Black holes are the most mysterious objects in the entire universe. Their gravitational influence has the power to wrench apart stars, send ripples through space-time, and act as an inescapable trap for anything that dares come too close. And until very recently, we had never seen one before.
Imaging the Black Hole
Of course, this changed with the work performed by the Event Horizon Telescope. It’s important to note that the EHT is not one single instrument – it is a series of 8 separate radio telescopes, spread around the world. They worked in unison to capture an image of the black hole at the heart of M87, a huge galaxy, unimaginably far from our own. By using multiple stations spread across Earth’s surface, a virtual telescope the size of Earth itself was formed, allowing the now world famous image to be captured, and released to the public on April 10th, 2019. The black hole itself is huge.
At thirty eight billion kilometres across, its scale is effectively inconceivable – it’s larger than our entire solar system. But it is this insane size that made the imaging of the object possible, despite its immense distance from Earth – it’s positioned fifty three million light years from Earth.

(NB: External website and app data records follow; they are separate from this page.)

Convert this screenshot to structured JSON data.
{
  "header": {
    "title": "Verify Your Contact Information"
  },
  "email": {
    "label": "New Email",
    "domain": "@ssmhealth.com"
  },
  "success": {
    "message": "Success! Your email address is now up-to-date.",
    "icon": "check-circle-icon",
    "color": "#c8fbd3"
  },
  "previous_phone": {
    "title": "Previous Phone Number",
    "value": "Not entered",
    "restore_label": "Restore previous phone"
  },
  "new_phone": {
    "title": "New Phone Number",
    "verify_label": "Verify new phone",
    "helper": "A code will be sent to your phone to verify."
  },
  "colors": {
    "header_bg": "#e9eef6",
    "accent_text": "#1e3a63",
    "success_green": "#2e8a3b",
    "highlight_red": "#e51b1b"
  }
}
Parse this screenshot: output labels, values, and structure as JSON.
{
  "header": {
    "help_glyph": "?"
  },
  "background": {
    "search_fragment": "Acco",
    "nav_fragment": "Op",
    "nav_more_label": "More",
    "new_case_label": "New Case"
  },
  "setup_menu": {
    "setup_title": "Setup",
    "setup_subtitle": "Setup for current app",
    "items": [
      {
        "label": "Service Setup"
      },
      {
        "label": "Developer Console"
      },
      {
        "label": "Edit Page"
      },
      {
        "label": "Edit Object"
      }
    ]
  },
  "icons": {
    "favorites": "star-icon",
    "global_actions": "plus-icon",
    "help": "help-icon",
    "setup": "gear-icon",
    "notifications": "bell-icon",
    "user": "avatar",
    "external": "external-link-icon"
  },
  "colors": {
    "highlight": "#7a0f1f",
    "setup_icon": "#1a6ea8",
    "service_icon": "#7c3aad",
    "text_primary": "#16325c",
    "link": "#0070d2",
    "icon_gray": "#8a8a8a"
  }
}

Katie Bouman has been credited with making the image possible. The computer scientist developed the algorithm which made generating the image possible. It was produced with the different sets of data from the eight EHT telescopes, terabytes of data which had to be filtered through and combined. But, Dr Bouman has been quick to make sure she doesn’t get all the credit, saying “No one of us could’ve done it alone. It came together because of lots of different people from many different backgrounds.”
The image itself shows a blurry ‘blob’ – at the centre is a dark circle, the place where the black hole itself has absorbed all light. Around it is an orange ‘glow’ – this is light, curved around the black hole’s singularity, light which likely comes from what’s known as an accretion disk. An accretion disk is a red-hot disk of matter, orbiting the black hole at unimaginable speeds, heated up to glowing temperatures by gravity and friction. This is what we can see in the image.
Looking into the future
The M87 has been observed before, but not so closely. NASA’s hubble telescope has observed a luminous jet of gas, projected by the black hole’s magnetic field. But the EHT image is the first time a black hole has ever had a genuine visual put to it. The teams who run the EHT plan to continue making observations. With the addition of four more telescope sites in the coming years, and the advantage of experience, higher resolution pictures are expected over time. As well as further observations of the M87 black hole, there’s been talk of imaging the Milky Way’s own central supermassive black hole, Sagittarius A*. This image is just the first step in a new era of black hole research.